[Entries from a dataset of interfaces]
——————

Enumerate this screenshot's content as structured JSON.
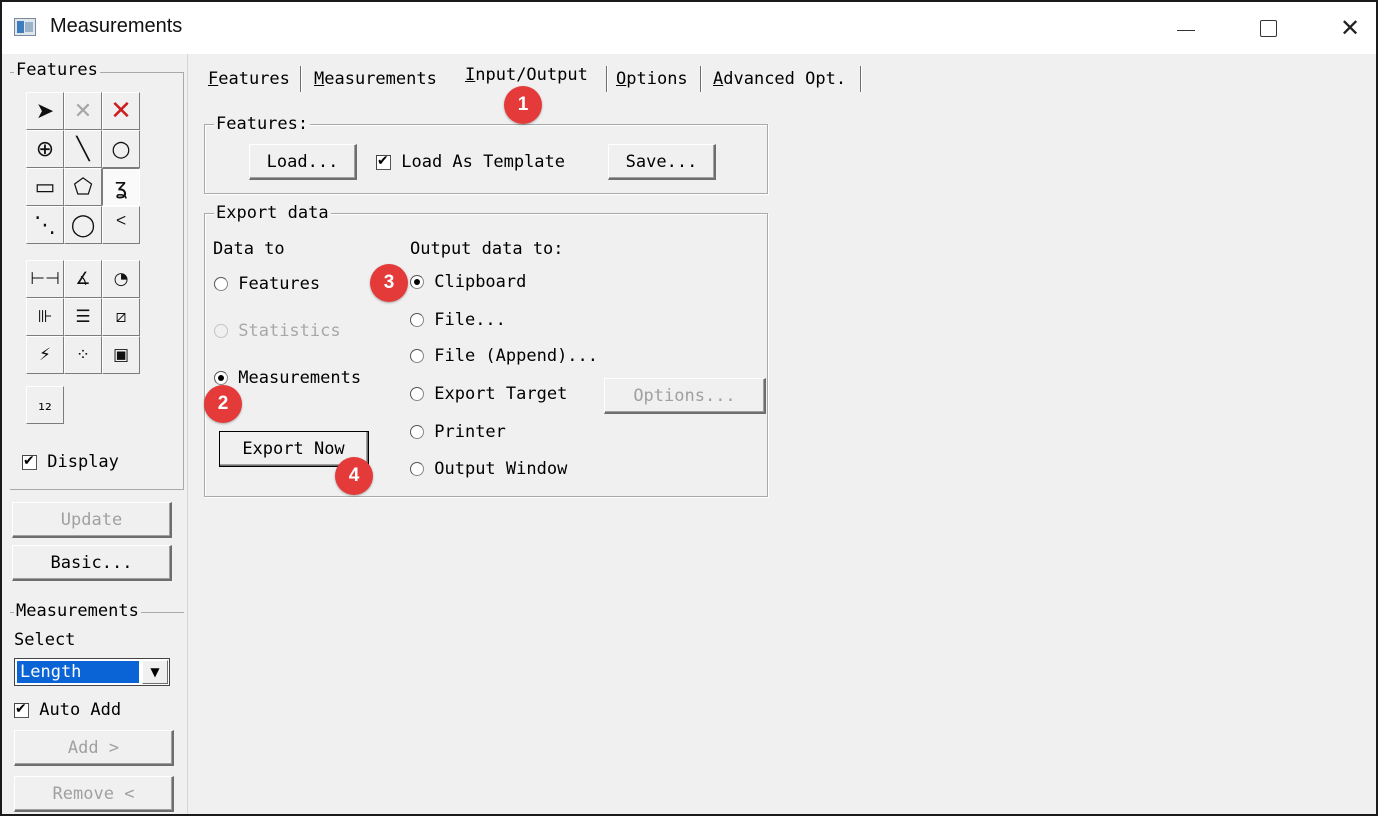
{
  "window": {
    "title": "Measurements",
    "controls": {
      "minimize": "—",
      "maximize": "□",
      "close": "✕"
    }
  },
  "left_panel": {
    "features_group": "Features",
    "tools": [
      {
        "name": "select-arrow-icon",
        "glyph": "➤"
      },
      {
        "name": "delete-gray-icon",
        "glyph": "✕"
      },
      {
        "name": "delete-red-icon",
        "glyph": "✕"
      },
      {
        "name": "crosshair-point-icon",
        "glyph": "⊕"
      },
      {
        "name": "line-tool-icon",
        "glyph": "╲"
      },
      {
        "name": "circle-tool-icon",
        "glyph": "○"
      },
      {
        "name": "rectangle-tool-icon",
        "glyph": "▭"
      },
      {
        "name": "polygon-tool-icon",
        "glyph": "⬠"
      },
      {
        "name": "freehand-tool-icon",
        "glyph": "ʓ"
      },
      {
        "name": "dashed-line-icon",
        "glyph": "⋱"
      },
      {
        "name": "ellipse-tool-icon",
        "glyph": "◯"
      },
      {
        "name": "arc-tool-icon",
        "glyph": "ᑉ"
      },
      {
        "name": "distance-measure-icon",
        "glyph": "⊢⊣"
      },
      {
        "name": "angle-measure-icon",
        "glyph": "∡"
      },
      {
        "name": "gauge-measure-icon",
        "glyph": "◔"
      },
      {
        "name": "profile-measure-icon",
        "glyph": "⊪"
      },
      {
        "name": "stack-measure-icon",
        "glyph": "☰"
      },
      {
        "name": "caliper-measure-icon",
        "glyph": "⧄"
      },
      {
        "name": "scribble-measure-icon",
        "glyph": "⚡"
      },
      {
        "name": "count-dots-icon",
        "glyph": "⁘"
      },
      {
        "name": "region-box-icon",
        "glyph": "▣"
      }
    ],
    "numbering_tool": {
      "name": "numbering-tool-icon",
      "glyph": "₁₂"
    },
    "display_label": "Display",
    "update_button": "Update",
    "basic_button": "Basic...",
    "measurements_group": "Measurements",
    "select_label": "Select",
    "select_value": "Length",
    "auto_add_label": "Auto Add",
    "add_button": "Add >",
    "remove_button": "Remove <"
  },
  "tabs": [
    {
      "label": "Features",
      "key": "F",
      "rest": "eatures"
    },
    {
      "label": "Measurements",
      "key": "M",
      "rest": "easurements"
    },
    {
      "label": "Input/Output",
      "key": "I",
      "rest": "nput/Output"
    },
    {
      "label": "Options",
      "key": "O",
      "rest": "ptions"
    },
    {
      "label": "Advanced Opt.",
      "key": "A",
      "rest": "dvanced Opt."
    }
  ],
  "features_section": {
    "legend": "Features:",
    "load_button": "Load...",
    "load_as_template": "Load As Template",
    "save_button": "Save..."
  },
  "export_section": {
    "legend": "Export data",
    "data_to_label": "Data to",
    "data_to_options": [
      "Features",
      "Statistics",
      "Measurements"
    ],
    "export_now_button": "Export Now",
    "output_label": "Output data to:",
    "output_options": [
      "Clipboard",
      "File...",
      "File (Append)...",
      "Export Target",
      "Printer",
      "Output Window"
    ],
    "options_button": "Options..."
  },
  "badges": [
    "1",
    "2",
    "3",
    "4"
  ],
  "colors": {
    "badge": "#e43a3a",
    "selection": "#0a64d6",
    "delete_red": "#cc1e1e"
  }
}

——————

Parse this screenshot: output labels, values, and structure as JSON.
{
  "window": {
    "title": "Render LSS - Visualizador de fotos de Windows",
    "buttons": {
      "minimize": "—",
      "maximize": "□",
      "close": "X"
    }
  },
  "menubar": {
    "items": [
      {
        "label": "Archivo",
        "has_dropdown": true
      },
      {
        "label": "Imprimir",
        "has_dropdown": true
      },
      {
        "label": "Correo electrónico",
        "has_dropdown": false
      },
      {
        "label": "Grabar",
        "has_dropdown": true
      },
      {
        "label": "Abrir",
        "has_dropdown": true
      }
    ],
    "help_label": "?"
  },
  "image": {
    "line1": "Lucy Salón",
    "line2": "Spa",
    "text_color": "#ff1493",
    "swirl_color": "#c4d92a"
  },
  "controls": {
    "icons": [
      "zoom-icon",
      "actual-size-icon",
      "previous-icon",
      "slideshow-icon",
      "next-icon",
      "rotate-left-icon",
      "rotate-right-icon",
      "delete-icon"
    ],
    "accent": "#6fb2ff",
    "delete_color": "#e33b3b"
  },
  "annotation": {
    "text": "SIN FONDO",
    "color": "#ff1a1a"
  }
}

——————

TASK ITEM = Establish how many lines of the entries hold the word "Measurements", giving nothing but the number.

FINAL ANSWER = 4